Ramez worked with Oqda for more than nine years, and industry experts say there was no better candidate for the position.
Karim Helal, CEO of CI Capital and seen by many as an investment bank visionary, told Egypt Independent that “[Ramez] is not the best choice. He is the only choice,” after the announcement was made.
“Ramez’s strong character, professional banking background and the major role he played during his time as deputy governor make him the best-positioned for the job,” Helal added.
Some had worried that Morsy’s ability to unilaterally nominate the next Central Bank governor would risk the institution's independence, but Ramez's selection allayed those fears.
“There was growing fear within the Central Bank staff about the Islamization of the institution,” the Central Bank source says. “We were relieved to find out Ramez had been appointed.”
Ramez has more than 25 years of experience in the banking industry and held posts in areas ranging from investment banking to risk management. He also participated as a board member for the Egyptian Financial Supervisory Authority, the Central Bank's Monetary Policy Committee, the Egyptian Stock Exchange and the American Business Council.
Ramez’s move to CIB, where he began as vice chairman and managing director, was in part negotiated by Oqda, according to the Central Bank source.
Although expected, Oqda’s resignation comes at a critical time for Egypt. Some claim he was an integral part of country’s ongoing loan negotiations with the International Monetary Fund.
But Oqda seemed confident of Egypt's recovery during the news conference marking his resignation in January and said he was “leaving the institution in safe hands.”
Abdel Hafiz says there was little risk of the institution being co-opted or falling into inexperienced hands.
“Knowing Ramez, I’m aware that he is accepting the job while making sure the Central Bank will maintain the independence it needs to have,” Helal says.
Many bankers say Ramez will follow through on Oqda’s policies.
“I don’t think Ramez will do any dramatic changes at this point,” Helal says. “The main issue we have now is obviously navigating troubled waters, so that requires a strong and stable hand. I don’t think there will be any radical amendments in the near future.”
He is also unlikely to make any major staffing changes. Mashaat, the monetary policy unit sub-governor, regularly attended IMF meetings with Oqda, the Central Bank source said. Under Ramez, Mashaat is expected to carry on with that role.

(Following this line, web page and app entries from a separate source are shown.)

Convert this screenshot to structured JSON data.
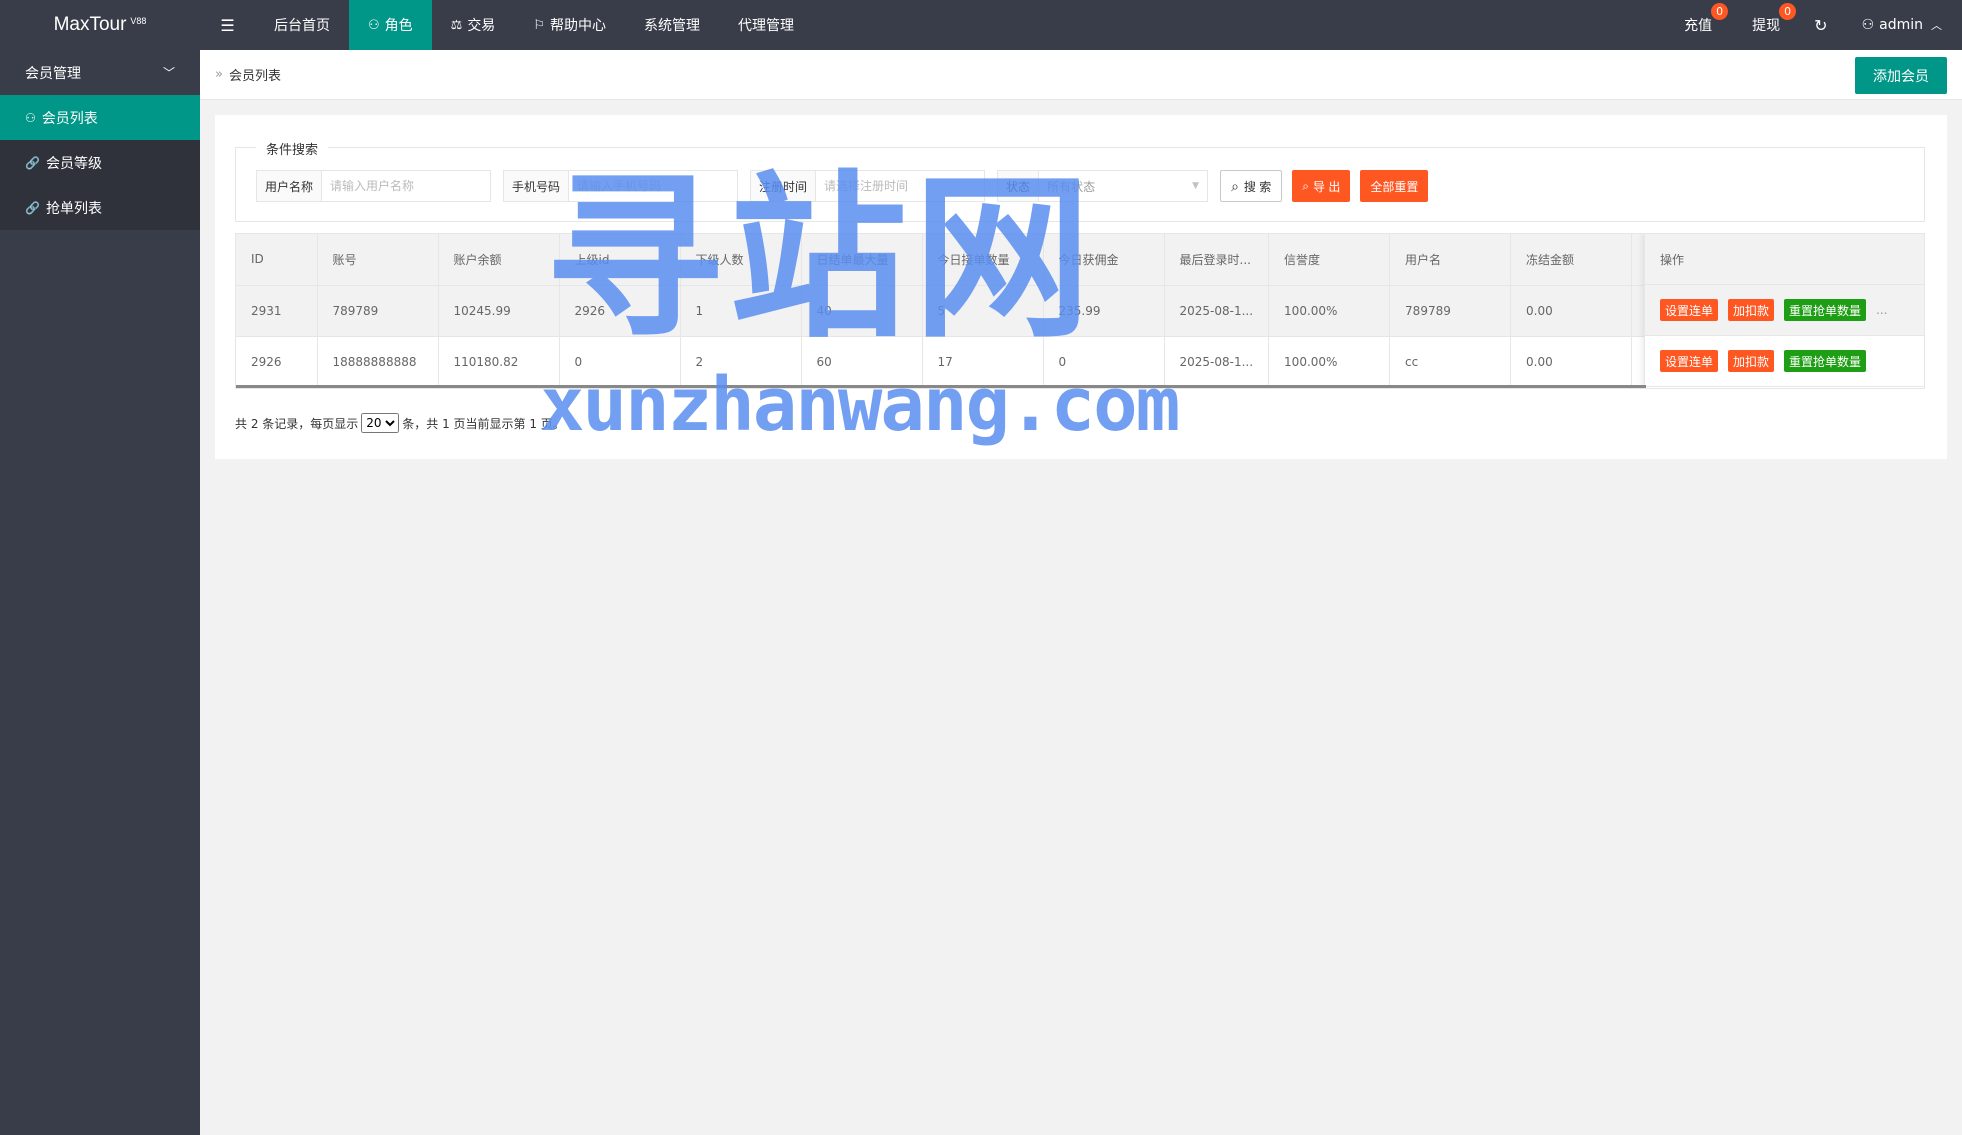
{
  "app": {
    "logo": "MaxTour",
    "logo_sup": "V88"
  },
  "topnav": [
    {
      "label": "后台首页",
      "icon": ""
    },
    {
      "label": "角色",
      "icon": "user-icon",
      "active": true
    },
    {
      "label": "交易",
      "icon": "scale-icon"
    },
    {
      "label": "帮助中心",
      "icon": "flag-icon"
    },
    {
      "label": "系统管理",
      "icon": ""
    },
    {
      "label": "代理管理",
      "icon": ""
    }
  ],
  "right_nav": {
    "recharge": {
      "label": "充值",
      "badge": "0"
    },
    "withdraw": {
      "label": "提现",
      "badge": "0"
    },
    "user": "admin"
  },
  "sidebar": {
    "group": "会员管理",
    "items": [
      {
        "label": "会员列表",
        "active": true
      },
      {
        "label": "会员等级"
      },
      {
        "label": "抢单列表"
      }
    ]
  },
  "breadcrumb": {
    "sep": "»",
    "current": "会员列表"
  },
  "add_button": "添加会员",
  "search": {
    "legend": "条件搜索",
    "username_label": "用户名称",
    "username_placeholder": "请输入用户名称",
    "phone_label": "手机号码",
    "phone_placeholder": "请输入手机号码",
    "regtime_label": "注册时间",
    "regtime_placeholder": "请选择注册时间",
    "status_label": "状态",
    "status_value": "所有状态",
    "search_btn": "搜 索",
    "export_btn": "导 出",
    "reset_btn": "全部重置"
  },
  "table": {
    "columns": [
      "ID",
      "账号",
      "账户余额",
      "上级id",
      "下级人数",
      "日结单最大量",
      "今日接单数量",
      "今日获佣金",
      "最后登录时...",
      "信誉度",
      "用户名",
      "冻结金额",
      "操作"
    ],
    "rows": [
      [
        "2931",
        "789789",
        "10245.99",
        "2926",
        "1",
        "40",
        "5",
        "235.99",
        "2025-08-1...",
        "100.00%",
        "789789",
        "0.00"
      ],
      [
        "2926",
        "18888888888",
        "110180.82",
        "0",
        "2",
        "60",
        "17",
        "0",
        "2025-08-1...",
        "100.00%",
        "cc",
        "0.00"
      ]
    ],
    "ops": {
      "set_chain": "设置连单",
      "add_deduct": "加扣款",
      "reset_grab": "重置抢单数量",
      "more": "..."
    }
  },
  "pager": {
    "prefix": "共 2 条记录，每页显示",
    "page_size": "20",
    "suffix": "条，共 1 页当前显示第 1 页。"
  },
  "watermark": {
    "cn": "寻站网",
    "en": "xunzhanwang.com"
  },
  "colors": {
    "header": "#393d49",
    "accent": "#009688",
    "orange": "#ff5722",
    "green": "#1e9e14"
  }
}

The runner-up for the position is largely thought to have been Amer, who worked at the Central Bank from 2003 to 2008. He most recently held the position of CEO of the National Bank of Egypt, which some speculate was Oqda's doing to ensure his management philosophy was represented in publicly owned banks.
Following the announcement of Ramez’s appointment, Amer resigned.
“Eight years in the public banking field is enough,” state news agency MENA quoted Amer as saying.
Helal said Amer is a “highly respected and successful banker,” but that Ramez is better able to deal with issues surrounding foreign reserves, Egypt's currency and the IMF talks.
“[Ramez] is a well-known figure that the international market needs to see at this point,” Helal explained.